• _Your goal_
Lines in the records below that contain the word "close" must each be copied.

• _Information supplied_
+--
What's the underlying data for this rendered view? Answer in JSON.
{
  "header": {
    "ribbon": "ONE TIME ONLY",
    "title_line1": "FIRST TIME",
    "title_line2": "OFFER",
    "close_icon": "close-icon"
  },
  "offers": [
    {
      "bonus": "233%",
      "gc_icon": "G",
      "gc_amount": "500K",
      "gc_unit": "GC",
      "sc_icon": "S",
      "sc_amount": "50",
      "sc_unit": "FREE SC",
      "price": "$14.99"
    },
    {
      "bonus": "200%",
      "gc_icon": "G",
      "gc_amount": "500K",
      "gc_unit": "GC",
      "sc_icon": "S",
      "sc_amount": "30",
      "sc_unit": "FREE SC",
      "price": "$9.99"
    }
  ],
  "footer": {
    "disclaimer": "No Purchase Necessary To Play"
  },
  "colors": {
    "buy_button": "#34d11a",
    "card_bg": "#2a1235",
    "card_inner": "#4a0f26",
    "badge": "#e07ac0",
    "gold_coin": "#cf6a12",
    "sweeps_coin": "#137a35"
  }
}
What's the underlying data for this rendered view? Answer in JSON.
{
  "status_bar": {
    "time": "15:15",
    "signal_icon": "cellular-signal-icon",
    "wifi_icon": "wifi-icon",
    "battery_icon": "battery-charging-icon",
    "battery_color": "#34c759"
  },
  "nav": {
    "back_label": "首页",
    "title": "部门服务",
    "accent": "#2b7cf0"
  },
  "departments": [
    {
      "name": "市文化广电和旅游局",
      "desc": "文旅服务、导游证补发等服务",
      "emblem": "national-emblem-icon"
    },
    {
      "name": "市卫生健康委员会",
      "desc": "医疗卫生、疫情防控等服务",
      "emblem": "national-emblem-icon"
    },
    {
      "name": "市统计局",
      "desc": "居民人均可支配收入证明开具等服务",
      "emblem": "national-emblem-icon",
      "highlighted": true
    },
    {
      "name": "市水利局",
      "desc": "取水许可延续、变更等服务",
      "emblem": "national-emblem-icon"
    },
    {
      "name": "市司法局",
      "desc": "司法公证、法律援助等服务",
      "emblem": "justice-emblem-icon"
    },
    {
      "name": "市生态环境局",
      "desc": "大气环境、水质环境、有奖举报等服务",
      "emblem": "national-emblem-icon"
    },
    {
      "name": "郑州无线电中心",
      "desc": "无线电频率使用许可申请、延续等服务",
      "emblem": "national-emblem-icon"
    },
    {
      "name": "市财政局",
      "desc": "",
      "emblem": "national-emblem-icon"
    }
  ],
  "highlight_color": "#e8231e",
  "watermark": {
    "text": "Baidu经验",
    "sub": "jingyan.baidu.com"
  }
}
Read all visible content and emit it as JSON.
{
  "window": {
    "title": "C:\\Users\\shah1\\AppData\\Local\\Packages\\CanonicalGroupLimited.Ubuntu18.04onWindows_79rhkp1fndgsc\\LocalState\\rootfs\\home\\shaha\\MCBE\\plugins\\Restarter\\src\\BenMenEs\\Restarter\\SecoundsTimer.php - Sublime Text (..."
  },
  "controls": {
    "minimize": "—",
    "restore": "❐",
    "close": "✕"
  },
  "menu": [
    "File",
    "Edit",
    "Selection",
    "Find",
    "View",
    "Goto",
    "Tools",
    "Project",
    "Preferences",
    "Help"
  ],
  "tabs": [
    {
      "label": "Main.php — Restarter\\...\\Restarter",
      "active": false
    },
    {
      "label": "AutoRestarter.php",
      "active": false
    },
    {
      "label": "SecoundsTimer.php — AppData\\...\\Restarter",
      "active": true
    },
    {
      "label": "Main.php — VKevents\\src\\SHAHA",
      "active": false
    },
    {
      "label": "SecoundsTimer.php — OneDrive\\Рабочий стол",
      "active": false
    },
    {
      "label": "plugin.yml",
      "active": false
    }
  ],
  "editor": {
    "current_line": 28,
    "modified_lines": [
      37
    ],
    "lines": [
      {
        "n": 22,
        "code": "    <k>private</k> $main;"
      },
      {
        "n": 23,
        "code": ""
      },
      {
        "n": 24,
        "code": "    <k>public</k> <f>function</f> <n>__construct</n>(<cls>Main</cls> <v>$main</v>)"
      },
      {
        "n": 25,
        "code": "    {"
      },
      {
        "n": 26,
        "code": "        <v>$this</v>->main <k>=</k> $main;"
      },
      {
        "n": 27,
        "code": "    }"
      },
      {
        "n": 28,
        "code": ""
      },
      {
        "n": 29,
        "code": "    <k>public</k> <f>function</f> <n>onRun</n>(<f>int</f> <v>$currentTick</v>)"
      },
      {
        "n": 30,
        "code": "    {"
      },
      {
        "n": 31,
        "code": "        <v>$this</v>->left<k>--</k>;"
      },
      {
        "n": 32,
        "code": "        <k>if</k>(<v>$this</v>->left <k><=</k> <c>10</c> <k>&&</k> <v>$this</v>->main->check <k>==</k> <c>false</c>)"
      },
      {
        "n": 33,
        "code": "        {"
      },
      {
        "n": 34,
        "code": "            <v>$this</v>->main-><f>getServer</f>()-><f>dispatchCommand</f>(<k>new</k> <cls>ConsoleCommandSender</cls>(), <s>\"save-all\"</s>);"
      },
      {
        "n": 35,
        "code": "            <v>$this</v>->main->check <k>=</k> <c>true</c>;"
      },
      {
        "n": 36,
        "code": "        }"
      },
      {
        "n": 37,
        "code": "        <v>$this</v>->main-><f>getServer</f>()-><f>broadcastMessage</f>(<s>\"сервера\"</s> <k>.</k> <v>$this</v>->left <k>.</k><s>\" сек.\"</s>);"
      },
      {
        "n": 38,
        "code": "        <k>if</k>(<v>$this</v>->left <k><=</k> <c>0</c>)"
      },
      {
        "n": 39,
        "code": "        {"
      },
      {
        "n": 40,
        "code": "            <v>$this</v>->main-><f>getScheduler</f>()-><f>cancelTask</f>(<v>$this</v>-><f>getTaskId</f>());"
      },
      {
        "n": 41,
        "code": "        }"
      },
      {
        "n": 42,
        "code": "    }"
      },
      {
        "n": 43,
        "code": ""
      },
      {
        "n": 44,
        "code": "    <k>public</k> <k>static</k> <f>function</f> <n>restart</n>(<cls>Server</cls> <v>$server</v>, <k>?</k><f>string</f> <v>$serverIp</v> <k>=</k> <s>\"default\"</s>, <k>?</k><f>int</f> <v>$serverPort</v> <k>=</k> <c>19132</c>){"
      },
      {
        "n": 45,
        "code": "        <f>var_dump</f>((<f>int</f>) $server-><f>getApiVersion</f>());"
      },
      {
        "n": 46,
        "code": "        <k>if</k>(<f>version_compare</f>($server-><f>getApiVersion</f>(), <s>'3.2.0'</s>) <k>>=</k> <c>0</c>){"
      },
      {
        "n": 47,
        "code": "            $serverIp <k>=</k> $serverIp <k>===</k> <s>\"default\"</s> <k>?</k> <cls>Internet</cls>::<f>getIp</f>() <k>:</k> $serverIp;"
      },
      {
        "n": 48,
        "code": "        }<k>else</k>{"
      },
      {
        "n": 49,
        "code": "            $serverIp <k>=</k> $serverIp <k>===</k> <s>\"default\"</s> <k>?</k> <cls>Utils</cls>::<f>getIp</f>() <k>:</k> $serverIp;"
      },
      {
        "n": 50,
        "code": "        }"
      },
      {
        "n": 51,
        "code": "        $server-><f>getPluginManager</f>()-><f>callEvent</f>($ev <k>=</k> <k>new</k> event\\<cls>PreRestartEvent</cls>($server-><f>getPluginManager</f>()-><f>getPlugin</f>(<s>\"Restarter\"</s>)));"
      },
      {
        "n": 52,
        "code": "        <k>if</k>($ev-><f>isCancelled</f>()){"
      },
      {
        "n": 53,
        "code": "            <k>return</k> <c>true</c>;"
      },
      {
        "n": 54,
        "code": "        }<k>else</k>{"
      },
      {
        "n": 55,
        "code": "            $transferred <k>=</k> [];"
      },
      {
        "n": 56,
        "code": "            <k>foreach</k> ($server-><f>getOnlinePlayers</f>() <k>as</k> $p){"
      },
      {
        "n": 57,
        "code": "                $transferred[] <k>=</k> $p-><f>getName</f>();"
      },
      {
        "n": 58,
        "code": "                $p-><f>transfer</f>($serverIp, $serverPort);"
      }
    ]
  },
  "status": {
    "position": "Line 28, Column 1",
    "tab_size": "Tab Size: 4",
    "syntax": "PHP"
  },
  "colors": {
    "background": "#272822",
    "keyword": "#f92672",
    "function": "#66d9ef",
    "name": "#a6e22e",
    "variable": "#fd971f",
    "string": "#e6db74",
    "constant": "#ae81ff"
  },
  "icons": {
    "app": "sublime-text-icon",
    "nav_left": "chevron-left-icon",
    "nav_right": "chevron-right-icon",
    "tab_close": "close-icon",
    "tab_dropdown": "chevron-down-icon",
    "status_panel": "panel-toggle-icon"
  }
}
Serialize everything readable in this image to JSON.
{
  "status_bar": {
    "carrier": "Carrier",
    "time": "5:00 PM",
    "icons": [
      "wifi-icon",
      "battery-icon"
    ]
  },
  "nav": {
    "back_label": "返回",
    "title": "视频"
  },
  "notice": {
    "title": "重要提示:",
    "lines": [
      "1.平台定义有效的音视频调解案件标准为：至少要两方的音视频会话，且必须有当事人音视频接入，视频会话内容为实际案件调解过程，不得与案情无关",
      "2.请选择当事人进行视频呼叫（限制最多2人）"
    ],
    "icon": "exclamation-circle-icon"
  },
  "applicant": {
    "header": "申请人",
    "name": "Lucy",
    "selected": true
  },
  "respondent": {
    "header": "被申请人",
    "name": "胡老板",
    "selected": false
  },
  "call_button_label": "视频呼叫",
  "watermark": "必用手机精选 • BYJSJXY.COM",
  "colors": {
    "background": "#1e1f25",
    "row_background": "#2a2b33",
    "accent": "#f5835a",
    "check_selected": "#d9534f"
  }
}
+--
• _Answer to the problem_
    "close_icon": "close-icon"
    "close": "✕"
    "tab_close": "close-icon",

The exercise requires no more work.